Items listed in a dataset
..............................

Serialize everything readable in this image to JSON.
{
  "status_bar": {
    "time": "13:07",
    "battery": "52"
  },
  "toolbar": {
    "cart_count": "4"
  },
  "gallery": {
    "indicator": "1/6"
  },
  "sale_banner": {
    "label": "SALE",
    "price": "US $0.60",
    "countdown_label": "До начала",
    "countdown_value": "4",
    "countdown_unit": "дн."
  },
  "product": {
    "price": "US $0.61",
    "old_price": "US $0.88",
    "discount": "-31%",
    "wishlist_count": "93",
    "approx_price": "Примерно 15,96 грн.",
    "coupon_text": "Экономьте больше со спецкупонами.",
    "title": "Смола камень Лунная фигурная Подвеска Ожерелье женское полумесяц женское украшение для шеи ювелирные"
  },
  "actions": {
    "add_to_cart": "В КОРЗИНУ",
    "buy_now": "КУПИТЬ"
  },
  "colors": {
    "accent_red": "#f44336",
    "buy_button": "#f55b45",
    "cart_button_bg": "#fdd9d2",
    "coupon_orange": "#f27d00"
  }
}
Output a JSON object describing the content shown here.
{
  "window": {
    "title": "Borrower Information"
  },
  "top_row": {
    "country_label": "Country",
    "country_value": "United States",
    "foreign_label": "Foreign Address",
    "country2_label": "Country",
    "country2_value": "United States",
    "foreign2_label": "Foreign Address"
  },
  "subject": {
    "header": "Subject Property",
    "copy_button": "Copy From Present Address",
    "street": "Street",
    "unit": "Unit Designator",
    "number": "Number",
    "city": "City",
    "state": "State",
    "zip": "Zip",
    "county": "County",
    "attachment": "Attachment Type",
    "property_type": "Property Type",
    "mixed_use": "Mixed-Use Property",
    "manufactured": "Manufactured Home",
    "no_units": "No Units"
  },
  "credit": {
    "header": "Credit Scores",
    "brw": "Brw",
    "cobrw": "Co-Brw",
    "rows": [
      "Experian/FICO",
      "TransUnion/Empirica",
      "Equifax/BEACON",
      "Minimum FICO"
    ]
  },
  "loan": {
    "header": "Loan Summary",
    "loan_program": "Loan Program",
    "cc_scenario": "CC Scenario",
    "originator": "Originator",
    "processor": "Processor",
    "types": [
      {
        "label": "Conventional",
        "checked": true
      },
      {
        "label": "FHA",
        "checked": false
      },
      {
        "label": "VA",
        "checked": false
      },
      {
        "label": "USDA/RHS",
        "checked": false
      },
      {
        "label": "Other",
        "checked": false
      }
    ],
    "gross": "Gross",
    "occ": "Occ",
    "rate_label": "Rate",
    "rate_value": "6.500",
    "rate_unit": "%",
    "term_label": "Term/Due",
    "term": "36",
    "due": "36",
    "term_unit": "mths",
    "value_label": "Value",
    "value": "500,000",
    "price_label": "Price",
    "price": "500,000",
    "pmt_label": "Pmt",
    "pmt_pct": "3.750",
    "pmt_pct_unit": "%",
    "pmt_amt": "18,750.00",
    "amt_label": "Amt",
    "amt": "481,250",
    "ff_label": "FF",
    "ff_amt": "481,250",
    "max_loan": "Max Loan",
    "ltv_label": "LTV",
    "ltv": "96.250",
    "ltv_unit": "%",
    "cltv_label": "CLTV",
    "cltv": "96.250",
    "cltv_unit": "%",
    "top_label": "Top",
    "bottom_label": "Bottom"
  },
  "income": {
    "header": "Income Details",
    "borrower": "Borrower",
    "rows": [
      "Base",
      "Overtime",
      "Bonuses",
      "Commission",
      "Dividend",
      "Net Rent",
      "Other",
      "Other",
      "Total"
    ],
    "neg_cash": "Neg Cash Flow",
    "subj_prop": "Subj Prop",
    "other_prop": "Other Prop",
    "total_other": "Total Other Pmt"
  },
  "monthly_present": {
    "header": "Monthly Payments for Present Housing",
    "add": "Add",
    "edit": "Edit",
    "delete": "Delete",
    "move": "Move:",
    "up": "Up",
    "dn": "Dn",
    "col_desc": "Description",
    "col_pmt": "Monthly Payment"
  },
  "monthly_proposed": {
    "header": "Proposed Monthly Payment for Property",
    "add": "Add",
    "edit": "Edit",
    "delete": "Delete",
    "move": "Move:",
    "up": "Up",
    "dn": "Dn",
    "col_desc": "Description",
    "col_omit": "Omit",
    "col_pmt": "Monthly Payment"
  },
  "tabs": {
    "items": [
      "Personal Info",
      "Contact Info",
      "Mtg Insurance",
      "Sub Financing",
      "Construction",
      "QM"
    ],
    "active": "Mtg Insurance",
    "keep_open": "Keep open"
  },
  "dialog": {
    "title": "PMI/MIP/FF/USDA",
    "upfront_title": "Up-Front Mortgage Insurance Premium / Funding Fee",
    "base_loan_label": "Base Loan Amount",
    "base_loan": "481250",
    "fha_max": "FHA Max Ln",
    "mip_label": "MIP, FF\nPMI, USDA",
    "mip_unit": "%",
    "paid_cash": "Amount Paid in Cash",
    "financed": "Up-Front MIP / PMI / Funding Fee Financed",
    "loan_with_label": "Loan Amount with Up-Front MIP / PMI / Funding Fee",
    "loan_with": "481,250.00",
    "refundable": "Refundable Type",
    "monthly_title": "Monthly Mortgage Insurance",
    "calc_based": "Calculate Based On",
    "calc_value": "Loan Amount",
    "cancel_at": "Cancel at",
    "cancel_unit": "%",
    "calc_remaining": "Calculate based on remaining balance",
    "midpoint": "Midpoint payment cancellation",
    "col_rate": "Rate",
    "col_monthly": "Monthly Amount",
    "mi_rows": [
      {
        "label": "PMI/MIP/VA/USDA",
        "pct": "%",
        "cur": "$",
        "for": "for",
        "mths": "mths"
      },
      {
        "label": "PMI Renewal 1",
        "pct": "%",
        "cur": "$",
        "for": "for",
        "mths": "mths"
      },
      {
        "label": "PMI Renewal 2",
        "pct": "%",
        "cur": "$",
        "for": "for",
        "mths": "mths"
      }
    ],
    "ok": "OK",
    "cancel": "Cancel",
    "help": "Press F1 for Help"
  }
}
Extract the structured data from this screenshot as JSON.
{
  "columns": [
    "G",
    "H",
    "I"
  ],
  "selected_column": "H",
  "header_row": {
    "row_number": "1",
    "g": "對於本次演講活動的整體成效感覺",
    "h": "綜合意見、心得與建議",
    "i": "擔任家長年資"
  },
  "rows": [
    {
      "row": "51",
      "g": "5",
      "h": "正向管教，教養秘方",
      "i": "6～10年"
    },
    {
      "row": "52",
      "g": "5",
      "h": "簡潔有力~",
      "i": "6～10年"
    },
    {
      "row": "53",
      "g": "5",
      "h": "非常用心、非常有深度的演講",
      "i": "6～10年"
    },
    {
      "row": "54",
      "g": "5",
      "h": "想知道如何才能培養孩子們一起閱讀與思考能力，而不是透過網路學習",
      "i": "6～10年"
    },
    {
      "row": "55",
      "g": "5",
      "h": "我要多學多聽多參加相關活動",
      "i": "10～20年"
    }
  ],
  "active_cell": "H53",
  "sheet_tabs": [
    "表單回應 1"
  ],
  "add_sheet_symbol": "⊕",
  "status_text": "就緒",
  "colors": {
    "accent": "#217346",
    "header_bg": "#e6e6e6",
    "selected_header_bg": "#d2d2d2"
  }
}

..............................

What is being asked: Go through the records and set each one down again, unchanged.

Exercise solution:
Serialize everything readable in this image to JSON.
{
  "status_bar": {
    "time": "13:07",
    "battery": "52"
  },
  "toolbar": {
    "cart_count": "4"
  },
  "gallery": {
    "indicator": "1/6"
  },
  "sale_banner": {
    "label": "SALE",
    "price": "US $0.60",
    "countdown_label": "До начала",
    "countdown_value": "4",
    "countdown_unit": "дн."
  },
  "product": {
    "price": "US $0.61",
    "old_price": "US $0.88",
    "discount": "-31%",
    "wishlist_count": "93",
    "approx_price": "Примерно 15,96 грн.",
    "coupon_text": "Экономьте больше со спецкупонами.",
    "title": "Смола камень Лунная фигурная Подвеска Ожерелье женское полумесяц женское украшение для шеи ювелирные"
  },
  "actions": {
    "add_to_cart": "В КОРЗИНУ",
    "buy_now": "КУПИТЬ"
  },
  "colors": {
    "accent_red": "#f44336",
    "buy_button": "#f55b45",
    "cart_button_bg": "#fdd9d2",
    "coupon_orange": "#f27d00"
  }
}
Output a JSON object describing the content shown here.
{
  "window": {
    "title": "Borrower Information"
  },
  "top_row": {
    "country_label": "Country",
    "country_value": "United States",
    "foreign_label": "Foreign Address",
    "country2_label": "Country",
    "country2_value": "United States",
    "foreign2_label": "Foreign Address"
  },
  "subject": {
    "header": "Subject Property",
    "copy_button": "Copy From Present Address",
    "street": "Street",
    "unit": "Unit Designator",
    "number": "Number",
    "city": "City",
    "state": "State",
    "zip": "Zip",
    "county": "County",
    "attachment": "Attachment Type",
    "property_type": "Property Type",
    "mixed_use": "Mixed-Use Property",
    "manufactured": "Manufactured Home",
    "no_units": "No Units"
  },
  "credit": {
    "header": "Credit Scores",
    "brw": "Brw",
    "cobrw": "Co-Brw",
    "rows": [
      "Experian/FICO",
      "TransUnion/Empirica",
      "Equifax/BEACON",
      "Minimum FICO"
    ]
  },
  "loan": {
    "header": "Loan Summary",
    "loan_program": "Loan Program",
    "cc_scenario": "CC Scenario",
    "originator": "Originator",
    "processor": "Processor",
    "types": [
      {
        "label": "Conventional",
        "checked": true
      },
      {
        "label": "FHA",
        "checked": false
      },
      {
        "label": "VA",
        "checked": false
      },
      {
        "label": "USDA/RHS",
        "checked": false
      },
      {
        "label": "Other",
        "checked": false
      }
    ],
    "gross": "Gross",
    "occ": "Occ",
    "rate_label": "Rate",
    "rate_value": "6.500",
    "rate_unit": "%",
    "term_label": "Term/Due",
    "term": "36",
    "due": "36",
    "term_unit": "mths",
    "value_label": "Value",
    "value": "500,000",
    "price_label": "Price",
    "price": "500,000",
    "pmt_label": "Pmt",
    "pmt_pct": "3.750",
    "pmt_pct_unit": "%",
    "pmt_amt": "18,750.00",
    "amt_label": "Amt",
    "amt": "481,250",
    "ff_label": "FF",
    "ff_amt": "481,250",
    "max_loan": "Max Loan",
    "ltv_label": "LTV",
    "ltv": "96.250",
    "ltv_unit": "%",
    "cltv_label": "CLTV",
    "cltv": "96.250",
    "cltv_unit": "%",
    "top_label": "Top",
    "bottom_label": "Bottom"
  },
  "income": {
    "header": "Income Details",
    "borrower": "Borrower",
    "rows": [
      "Base",
      "Overtime",
      "Bonuses",
      "Commission",
      "Dividend",
      "Net Rent",
      "Other",
      "Other",
      "Total"
    ],
    "neg_cash": "Neg Cash Flow",
    "subj_prop": "Subj Prop",
    "other_prop": "Other Prop",
    "total_other": "Total Other Pmt"
  },
  "monthly_present": {
    "header": "Monthly Payments for Present Housing",
    "add": "Add",
    "edit": "Edit",
    "delete": "Delete",
    "move": "Move:",
    "up": "Up",
    "dn": "Dn",
    "col_desc": "Description",
    "col_pmt": "Monthly Payment"
  },
  "monthly_proposed": {
    "header": "Proposed Monthly Payment for Property",
    "add": "Add",
    "edit": "Edit",
    "delete": "Delete",
    "move": "Move:",
    "up": "Up",
    "dn": "Dn",
    "col_desc": "Description",
    "col_omit": "Omit",
    "col_pmt": "Monthly Payment"
  },
  "tabs": {
    "items": [
      "Personal Info",
      "Contact Info",
      "Mtg Insurance",
      "Sub Financing",
      "Construction",
      "QM"
    ],
    "active": "Mtg Insurance",
    "keep_open": "Keep open"
  },
  "dialog": {
    "title": "PMI/MIP/FF/USDA",
    "upfront_title": "Up-Front Mortgage Insurance Premium / Funding Fee",
    "base_loan_label": "Base Loan Amount",
    "base_loan": "481250",
    "fha_max": "FHA Max Ln",
    "mip_label": "MIP, FF\nPMI, USDA",
    "mip_unit": "%",
    "paid_cash": "Amount Paid in Cash",
    "financed": "Up-Front MIP / PMI / Funding Fee Financed",
    "loan_with_label": "Loan Amount with Up-Front MIP / PMI / Funding Fee",
    "loan_with": "481,250.00",
    "refundable": "Refundable Type",
    "monthly_title": "Monthly Mortgage Insurance",
    "calc_based": "Calculate Based On",
    "calc_value": "Loan Amount",
    "cancel_at": "Cancel at",
    "cancel_unit": "%",
    "calc_remaining": "Calculate based on remaining balance",
    "midpoint": "Midpoint payment cancellation",
    "col_rate": "Rate",
    "col_monthly": "Monthly Amount",
    "mi_rows": [
      {
        "label": "PMI/MIP/VA/USDA",
        "pct": "%",
        "cur": "$",
        "for": "for",
        "mths": "mths"
      },
      {
        "label": "PMI Renewal 1",
        "pct": "%",
        "cur": "$",
        "for": "for",
        "mths": "mths"
      },
      {
        "label": "PMI Renewal 2",
        "pct": "%",
        "cur": "$",
        "for": "for",
        "mths": "mths"
      }
    ],
    "ok": "OK",
    "cancel": "Cancel",
    "help": "Press F1 for Help"
  }
}
Extract the structured data from this screenshot as JSON.
{
  "columns": [
    "G",
    "H",
    "I"
  ],
  "selected_column": "H",
  "header_row": {
    "row_number": "1",
    "g": "對於本次演講活動的整體成效感覺",
    "h": "綜合意見、心得與建議",
    "i": "擔任家長年資"
  },
  "rows": [
    {
      "row": "51",
      "g": "5",
      "h": "正向管教，教養秘方",
      "i": "6～10年"
    },
    {
      "row": "52",
      "g": "5",
      "h": "簡潔有力~",
      "i": "6～10年"
    },
    {
      "row": "53",
      "g": "5",
      "h": "非常用心、非常有深度的演講",
      "i": "6～10年"
    },
    {
      "row": "54",
      "g": "5",
      "h": "想知道如何才能培養孩子們一起閱讀與思考能力，而不是透過網路學習",
      "i": "6～10年"
    },
    {
      "row": "55",
      "g": "5",
      "h": "我要多學多聽多參加相關活動",
      "i": "10～20年"
    }
  ],
  "active_cell": "H53",
  "sheet_tabs": [
    "表單回應 1"
  ],
  "add_sheet_symbol": "⊕",
  "status_text": "就緒",
  "colors": {
    "accent": "#217346",
    "header_bg": "#e6e6e6",
    "selected_header_bg": "#d2d2d2"
  }
}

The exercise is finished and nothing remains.